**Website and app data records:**
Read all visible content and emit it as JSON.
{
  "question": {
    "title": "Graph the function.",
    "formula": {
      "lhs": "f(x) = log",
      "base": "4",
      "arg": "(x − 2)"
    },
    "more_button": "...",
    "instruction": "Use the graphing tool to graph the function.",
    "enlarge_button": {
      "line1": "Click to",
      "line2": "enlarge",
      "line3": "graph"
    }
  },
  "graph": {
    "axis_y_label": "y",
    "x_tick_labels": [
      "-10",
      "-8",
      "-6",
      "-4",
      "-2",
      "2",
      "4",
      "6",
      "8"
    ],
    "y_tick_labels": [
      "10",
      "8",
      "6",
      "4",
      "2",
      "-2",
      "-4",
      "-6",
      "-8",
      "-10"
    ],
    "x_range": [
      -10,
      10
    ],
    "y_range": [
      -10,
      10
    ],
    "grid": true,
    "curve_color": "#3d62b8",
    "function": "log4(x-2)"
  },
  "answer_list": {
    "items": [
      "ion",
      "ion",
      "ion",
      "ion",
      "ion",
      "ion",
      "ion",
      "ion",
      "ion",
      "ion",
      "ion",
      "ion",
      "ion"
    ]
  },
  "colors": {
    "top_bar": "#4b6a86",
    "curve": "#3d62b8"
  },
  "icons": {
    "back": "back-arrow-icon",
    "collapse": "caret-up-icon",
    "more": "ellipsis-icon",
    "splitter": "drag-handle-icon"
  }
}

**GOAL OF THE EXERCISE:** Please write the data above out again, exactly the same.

**TASK ANSWER:**
Read all visible content and emit it as JSON.
{
  "question": {
    "title": "Graph the function.",
    "formula": {
      "lhs": "f(x) = log",
      "base": "4",
      "arg": "(x − 2)"
    },
    "more_button": "...",
    "instruction": "Use the graphing tool to graph the function.",
    "enlarge_button": {
      "line1": "Click to",
      "line2": "enlarge",
      "line3": "graph"
    }
  },
  "graph": {
    "axis_y_label": "y",
    "x_tick_labels": [
      "-10",
      "-8",
      "-6",
      "-4",
      "-2",
      "2",
      "4",
      "6",
      "8"
    ],
    "y_tick_labels": [
      "10",
      "8",
      "6",
      "4",
      "2",
      "-2",
      "-4",
      "-6",
      "-8",
      "-10"
    ],
    "x_range": [
      -10,
      10
    ],
    "y_range": [
      -10,
      10
    ],
    "grid": true,
    "curve_color": "#3d62b8",
    "function": "log4(x-2)"
  },
  "answer_list": {
    "items": [
      "ion",
      "ion",
      "ion",
      "ion",
      "ion",
      "ion",
      "ion",
      "ion",
      "ion",
      "ion",
      "ion",
      "ion",
      "ion"
    ]
  },
  "colors": {
    "top_bar": "#4b6a86",
    "curve": "#3d62b8"
  },
  "icons": {
    "back": "back-arrow-icon",
    "collapse": "caret-up-icon",
    "more": "ellipsis-icon",
    "splitter": "drag-handle-icon"
  }
}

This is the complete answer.